Tendons are tissues that connect muscle to bone and are great at storing and releasing energy. Think of an elastic band being stretched and then snapping back, that is what your patella tendon does to efficiently give you extra energy. A lot of people do plyometric exercises to improve the elastic ability of the patella tendon so that they can jump higher.
How is Jumper’s Knee caused?
- This can be caused from increasing the amount of jumping drastically over a short period of time.
- After taking time off from weight training and sports and then returning to sports without gradually progressing into jumping.
When this happens jumping when playing sports can become painful and can linger over the next few days, even making walking difficult!
How do I know if I have patella tendinopathy?
Patellar tendinopathy normally presents as pain specific to the bottom part of the knee cap where the tendon attaches to the knee cap.

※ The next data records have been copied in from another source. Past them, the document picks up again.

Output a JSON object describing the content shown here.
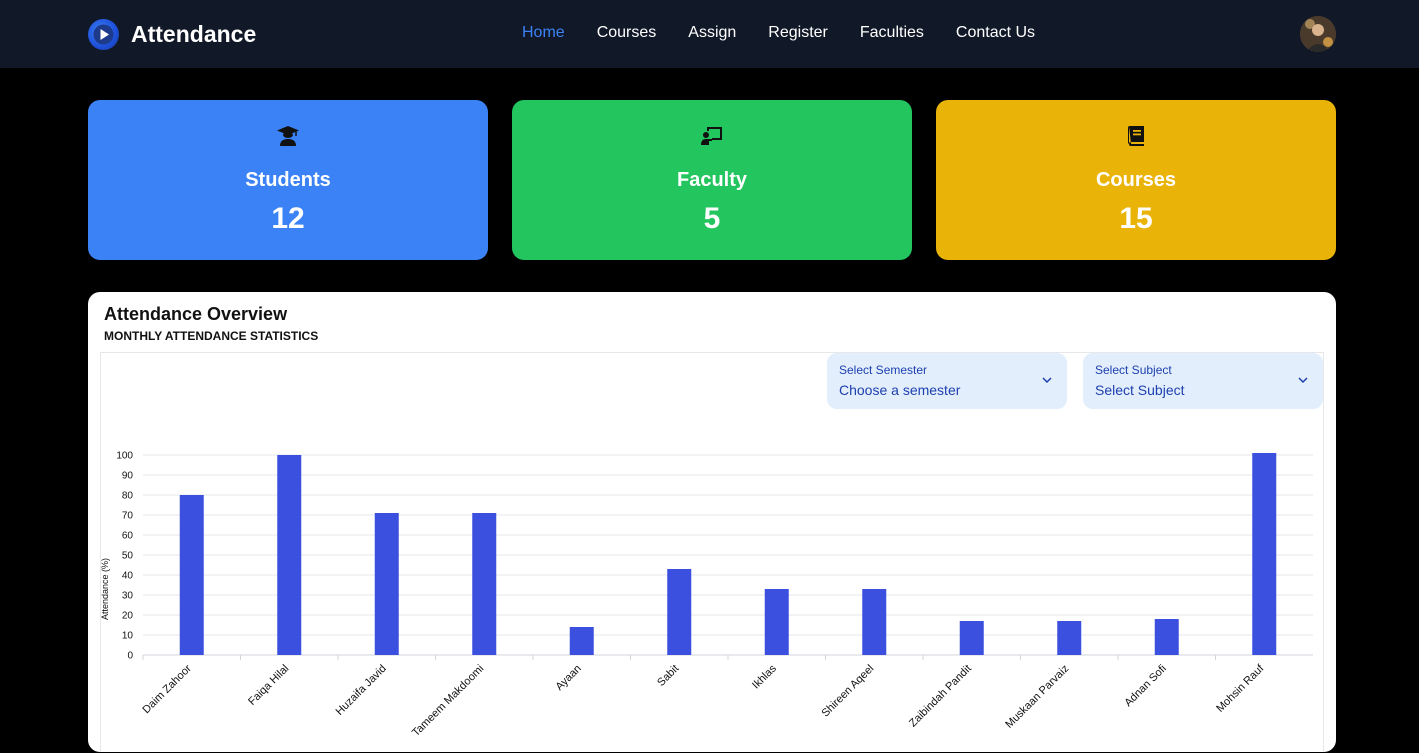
{
  "nav": {
    "brand": "Attendance",
    "links": [
      {
        "label": "Home",
        "active": true
      },
      {
        "label": "Courses",
        "active": false
      },
      {
        "label": "Assign",
        "active": false
      },
      {
        "label": "Register",
        "active": false
      },
      {
        "label": "Faculties",
        "active": false
      },
      {
        "label": "Contact Us",
        "active": false
      }
    ]
  },
  "stats": [
    {
      "label": "Students",
      "value": "12",
      "icon": "student-icon",
      "color": "#3b82f6"
    },
    {
      "label": "Faculty",
      "value": "5",
      "icon": "teacher-icon",
      "color": "#22c55e"
    },
    {
      "label": "Courses",
      "value": "15",
      "icon": "book-icon",
      "color": "#eab308"
    }
  ],
  "overview": {
    "title": "Attendance Overview",
    "subtitle": "MONTHLY ATTENDANCE STATISTICS",
    "semester": {
      "label": "Select Semester",
      "value": "Choose a semester"
    },
    "subject": {
      "label": "Select Subject",
      "value": "Select Subject"
    }
  },
  "chart_data": {
    "type": "bar",
    "categories": [
      "Daim Zahoor",
      "Faiqa Hilal",
      "Huzaifa Javid",
      "Tameem Makdoomi",
      "Ayaan",
      "Sabit",
      "Ikhlas",
      "Shireen Aqeel",
      "Zaibindah Pandit",
      "Muskaan Parvaiz",
      "Adnan Sofi",
      "Mohsin Rauf"
    ],
    "values": [
      80,
      100,
      71,
      71,
      14,
      43,
      33,
      33,
      17,
      17,
      18,
      101
    ],
    "ylabel": "Attendance (%)",
    "xlabel": "",
    "ylim": [
      0,
      100
    ],
    "yticks": [
      0,
      10,
      20,
      30,
      40,
      50,
      60,
      70,
      80,
      90,
      100
    ],
    "bar_color": "#3b50de",
    "grid": true
  }
}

You can normally identify the point of the pain with one finger. This pain is normally felt when launching into a jump. Sitting with knees bent is also a symptom of patella tendinopathy. A good physiotherapist can identify your patella tendinopathy with physical assessments, so a scan is not always required to diagnose you.
How do you treat Jumper’s Knee?
Firstly, cutting out the painful activities that are aggravating the knee will help to significantly reduce the amount of knee pain. This may mean cutting out training, plyometric training or games. The normal treatment of patellar tendinopathy is exercise. The correct exercise completed with good technique and form can be therapeutic for the knee so that you can return to playing sports pain-free. It is important that you see a physiotherapist experienced in treating patella tendinopathy. This is so that your exercise is correctly coached and performed and so that you can be appropriately progressed to sports-specific movements such as jumping, sprinting and bounding. Being progressed too quickly can aggravate your knee pain and not being progressed quick enough may prolong your time on the bench.
Patella tendinopathy sucks. Trust me, I’ve been there. Jumping is the main aggravating factor when it comes to patella tendinopathy. Exercise for the knee can really help with patella tendinopathy which I have experienced for my knee as well. With the right guidance, the patella tendon can be easily treated allowing you to safely return to exercise and sports pain-free.
About Brian Lee & Primal Physiotherapy
Brian graduated from Latrobe University with a Bachelor of Health Science and Masters in Physiotherapy Practice.
Brian is a certified strength and conditioning coach having worked with a range of athletes from Olympic to casual level. Brian enjoys training at the gym as he believes that this is the best way to give you the results you need to get your injuries back on track. When not in the clinic, Brian loves to shoot some hoops! Brian is a Physiotherapist at Primal Physiotherapy which is a leading Physiotherapy clinic with state of the art rehab facility to help their clients return back to life, work, and exercise pain-free.